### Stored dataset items
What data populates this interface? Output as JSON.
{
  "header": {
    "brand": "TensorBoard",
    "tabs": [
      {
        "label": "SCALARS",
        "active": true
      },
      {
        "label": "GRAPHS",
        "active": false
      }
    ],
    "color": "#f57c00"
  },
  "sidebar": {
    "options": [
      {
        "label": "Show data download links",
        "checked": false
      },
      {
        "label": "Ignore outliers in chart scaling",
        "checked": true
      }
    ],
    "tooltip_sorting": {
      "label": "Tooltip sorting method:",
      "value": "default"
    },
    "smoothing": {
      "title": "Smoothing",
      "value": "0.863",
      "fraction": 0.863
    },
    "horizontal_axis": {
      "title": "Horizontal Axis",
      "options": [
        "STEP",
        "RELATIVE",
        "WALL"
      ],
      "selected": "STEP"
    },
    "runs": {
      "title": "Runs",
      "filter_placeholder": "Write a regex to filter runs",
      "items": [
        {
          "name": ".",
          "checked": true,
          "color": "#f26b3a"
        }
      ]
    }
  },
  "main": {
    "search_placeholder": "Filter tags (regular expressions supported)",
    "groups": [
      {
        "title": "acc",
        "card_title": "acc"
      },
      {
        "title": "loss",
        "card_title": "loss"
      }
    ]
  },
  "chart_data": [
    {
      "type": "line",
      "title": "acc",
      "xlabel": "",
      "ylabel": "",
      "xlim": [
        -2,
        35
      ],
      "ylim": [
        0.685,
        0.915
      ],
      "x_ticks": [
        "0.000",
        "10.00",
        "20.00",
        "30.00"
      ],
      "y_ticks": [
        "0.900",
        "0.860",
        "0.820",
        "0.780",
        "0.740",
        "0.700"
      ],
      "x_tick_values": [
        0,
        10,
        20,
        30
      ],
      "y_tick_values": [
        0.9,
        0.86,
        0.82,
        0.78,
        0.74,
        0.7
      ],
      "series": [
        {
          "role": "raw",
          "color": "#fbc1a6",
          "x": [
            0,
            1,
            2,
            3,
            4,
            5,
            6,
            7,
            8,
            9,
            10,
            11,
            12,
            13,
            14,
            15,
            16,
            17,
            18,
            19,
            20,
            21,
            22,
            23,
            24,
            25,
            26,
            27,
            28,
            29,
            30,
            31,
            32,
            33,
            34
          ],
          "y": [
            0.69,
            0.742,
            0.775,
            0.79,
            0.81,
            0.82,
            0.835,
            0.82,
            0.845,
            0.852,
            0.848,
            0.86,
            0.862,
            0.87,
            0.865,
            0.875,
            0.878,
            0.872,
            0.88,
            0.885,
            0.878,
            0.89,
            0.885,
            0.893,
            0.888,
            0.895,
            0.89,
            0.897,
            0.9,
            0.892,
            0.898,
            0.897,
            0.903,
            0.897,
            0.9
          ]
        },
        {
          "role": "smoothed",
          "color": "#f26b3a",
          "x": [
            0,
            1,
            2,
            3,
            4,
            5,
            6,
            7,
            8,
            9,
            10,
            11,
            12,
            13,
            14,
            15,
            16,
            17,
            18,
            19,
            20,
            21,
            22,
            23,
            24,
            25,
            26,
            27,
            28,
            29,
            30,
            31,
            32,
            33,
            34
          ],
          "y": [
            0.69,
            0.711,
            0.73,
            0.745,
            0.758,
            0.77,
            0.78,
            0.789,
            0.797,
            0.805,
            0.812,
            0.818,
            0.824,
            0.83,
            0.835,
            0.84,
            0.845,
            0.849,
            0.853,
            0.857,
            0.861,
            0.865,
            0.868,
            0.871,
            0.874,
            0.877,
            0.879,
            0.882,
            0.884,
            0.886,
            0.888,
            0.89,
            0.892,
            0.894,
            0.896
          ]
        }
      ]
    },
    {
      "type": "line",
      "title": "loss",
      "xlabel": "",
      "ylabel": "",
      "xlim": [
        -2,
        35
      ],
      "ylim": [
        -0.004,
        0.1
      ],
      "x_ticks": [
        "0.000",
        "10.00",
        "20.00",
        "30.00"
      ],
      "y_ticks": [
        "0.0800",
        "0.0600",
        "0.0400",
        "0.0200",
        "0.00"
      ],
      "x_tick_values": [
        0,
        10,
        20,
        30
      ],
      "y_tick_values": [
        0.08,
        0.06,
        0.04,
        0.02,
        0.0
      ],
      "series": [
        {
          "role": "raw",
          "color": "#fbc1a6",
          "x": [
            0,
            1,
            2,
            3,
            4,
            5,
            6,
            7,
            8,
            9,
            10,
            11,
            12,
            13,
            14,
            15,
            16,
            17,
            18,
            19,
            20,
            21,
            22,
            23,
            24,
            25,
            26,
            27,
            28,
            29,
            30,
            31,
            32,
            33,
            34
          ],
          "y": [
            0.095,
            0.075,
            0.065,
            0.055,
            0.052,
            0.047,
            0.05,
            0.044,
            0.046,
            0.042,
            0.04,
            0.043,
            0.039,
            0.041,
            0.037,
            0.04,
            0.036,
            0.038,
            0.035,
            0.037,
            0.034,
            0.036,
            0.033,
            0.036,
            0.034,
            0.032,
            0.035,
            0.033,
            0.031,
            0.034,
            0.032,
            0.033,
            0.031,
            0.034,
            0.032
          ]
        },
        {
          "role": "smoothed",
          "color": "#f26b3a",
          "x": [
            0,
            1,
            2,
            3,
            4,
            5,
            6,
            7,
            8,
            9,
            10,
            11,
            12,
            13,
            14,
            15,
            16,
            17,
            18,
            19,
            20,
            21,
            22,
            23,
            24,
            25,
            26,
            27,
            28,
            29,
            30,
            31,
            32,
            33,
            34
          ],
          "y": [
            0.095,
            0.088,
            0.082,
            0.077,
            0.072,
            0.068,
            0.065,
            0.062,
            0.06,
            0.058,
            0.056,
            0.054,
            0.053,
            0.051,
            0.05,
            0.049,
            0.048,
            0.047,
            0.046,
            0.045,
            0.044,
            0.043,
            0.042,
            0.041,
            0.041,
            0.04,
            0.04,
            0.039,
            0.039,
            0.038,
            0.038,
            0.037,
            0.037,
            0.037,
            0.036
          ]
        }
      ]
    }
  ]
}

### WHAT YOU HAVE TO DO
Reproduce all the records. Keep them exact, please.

### ANSWER TO THIS EXERCISE
What data populates this interface? Output as JSON.
{
  "header": {
    "brand": "TensorBoard",
    "tabs": [
      {
        "label": "SCALARS",
        "active": true
      },
      {
        "label": "GRAPHS",
        "active": false
      }
    ],
    "color": "#f57c00"
  },
  "sidebar": {
    "options": [
      {
        "label": "Show data download links",
        "checked": false
      },
      {
        "label": "Ignore outliers in chart scaling",
        "checked": true
      }
    ],
    "tooltip_sorting": {
      "label": "Tooltip sorting method:",
      "value": "default"
    },
    "smoothing": {
      "title": "Smoothing",
      "value": "0.863",
      "fraction": 0.863
    },
    "horizontal_axis": {
      "title": "Horizontal Axis",
      "options": [
        "STEP",
        "RELATIVE",
        "WALL"
      ],
      "selected": "STEP"
    },
    "runs": {
      "title": "Runs",
      "filter_placeholder": "Write a regex to filter runs",
      "items": [
        {
          "name": ".",
          "checked": true,
          "color": "#f26b3a"
        }
      ]
    }
  },
  "main": {
    "search_placeholder": "Filter tags (regular expressions supported)",
    "groups": [
      {
        "title": "acc",
        "card_title": "acc"
      },
      {
        "title": "loss",
        "card_title": "loss"
      }
    ]
  },
  "chart_data": [
    {
      "type": "line",
      "title": "acc",
      "xlabel": "",
      "ylabel": "",
      "xlim": [
        -2,
        35
      ],
      "ylim": [
        0.685,
        0.915
      ],
      "x_ticks": [
        "0.000",
        "10.00",
        "20.00",
        "30.00"
      ],
      "y_ticks": [
        "0.900",
        "0.860",
        "0.820",
        "0.780",
        "0.740",
        "0.700"
      ],
      "x_tick_values": [
        0,
        10,
        20,
        30
      ],
      "y_tick_values": [
        0.9,
        0.86,
        0.82,
        0.78,
        0.74,
        0.7
      ],
      "series": [
        {
          "role": "raw",
          "color": "#fbc1a6",
          "x": [
            0,
            1,
            2,
            3,
            4,
            5,
            6,
            7,
            8,
            9,
            10,
            11,
            12,
            13,
            14,
            15,
            16,
            17,
            18,
            19,
            20,
            21,
            22,
            23,
            24,
            25,
            26,
            27,
            28,
            29,
            30,
            31,
            32,
            33,
            34
          ],
          "y": [
            0.69,
            0.742,
            0.775,
            0.79,
            0.81,
            0.82,
            0.835,
            0.82,
            0.845,
            0.852,
            0.848,
            0.86,
            0.862,
            0.87,
            0.865,
            0.875,
            0.878,
            0.872,
            0.88,
            0.885,
            0.878,
            0.89,
            0.885,
            0.893,
            0.888,
            0.895,
            0.89,
            0.897,
            0.9,
            0.892,
            0.898,
            0.897,
            0.903,
            0.897,
            0.9
          ]
        },
        {
          "role": "smoothed",
          "color": "#f26b3a",
          "x": [
            0,
            1,
            2,
            3,
            4,
            5,
            6,
            7,
            8,
            9,
            10,
            11,
            12,
            13,
            14,
            15,
            16,
            17,
            18,
            19,
            20,
            21,
            22,
            23,
            24,
            25,
            26,
            27,
            28,
            29,
            30,
            31,
            32,
            33,
            34
          ],
          "y": [
            0.69,
            0.711,
            0.73,
            0.745,
            0.758,
            0.77,
            0.78,
            0.789,
            0.797,
            0.805,
            0.812,
            0.818,
            0.824,
            0.83,
            0.835,
            0.84,
            0.845,
            0.849,
            0.853,
            0.857,
            0.861,
            0.865,
            0.868,
            0.871,
            0.874,
            0.877,
            0.879,
            0.882,
            0.884,
            0.886,
            0.888,
            0.89,
            0.892,
            0.894,
            0.896
          ]
        }
      ]
    },
    {
      "type": "line",
      "title": "loss",
      "xlabel": "",
      "ylabel": "",
      "xlim": [
        -2,
        35
      ],
      "ylim": [
        -0.004,
        0.1
      ],
      "x_ticks": [
        "0.000",
        "10.00",
        "20.00",
        "30.00"
      ],
      "y_ticks": [
        "0.0800",
        "0.0600",
        "0.0400",
        "0.0200",
        "0.00"
      ],
      "x_tick_values": [
        0,
        10,
        20,
        30
      ],
      "y_tick_values": [
        0.08,
        0.06,
        0.04,
        0.02,
        0.0
      ],
      "series": [
        {
          "role": "raw",
          "color": "#fbc1a6",
          "x": [
            0,
            1,
            2,
            3,
            4,
            5,
            6,
            7,
            8,
            9,
            10,
            11,
            12,
            13,
            14,
            15,
            16,
            17,
            18,
            19,
            20,
            21,
            22,
            23,
            24,
            25,
            26,
            27,
            28,
            29,
            30,
            31,
            32,
            33,
            34
          ],
          "y": [
            0.095,
            0.075,
            0.065,
            0.055,
            0.052,
            0.047,
            0.05,
            0.044,
            0.046,
            0.042,
            0.04,
            0.043,
            0.039,
            0.041,
            0.037,
            0.04,
            0.036,
            0.038,
            0.035,
            0.037,
            0.034,
            0.036,
            0.033,
            0.036,
            0.034,
            0.032,
            0.035,
            0.033,
            0.031,
            0.034,
            0.032,
            0.033,
            0.031,
            0.034,
            0.032
          ]
        },
        {
          "role": "smoothed",
          "color": "#f26b3a",
          "x": [
            0,
            1,
            2,
            3,
            4,
            5,
            6,
            7,
            8,
            9,
            10,
            11,
            12,
            13,
            14,
            15,
            16,
            17,
            18,
            19,
            20,
            21,
            22,
            23,
            24,
            25,
            26,
            27,
            28,
            29,
            30,
            31,
            32,
            33,
            34
          ],
          "y": [
            0.095,
            0.088,
            0.082,
            0.077,
            0.072,
            0.068,
            0.065,
            0.062,
            0.06,
            0.058,
            0.056,
            0.054,
            0.053,
            0.051,
            0.05,
            0.049,
            0.048,
            0.047,
            0.046,
            0.045,
            0.044,
            0.043,
            0.042,
            0.041,
            0.041,
            0.04,
            0.04,
            0.039,
            0.039,
            0.038,
            0.038,
            0.037,
            0.037,
            0.037,
            0.036
          ]
        }
      ]
    }
  ]
}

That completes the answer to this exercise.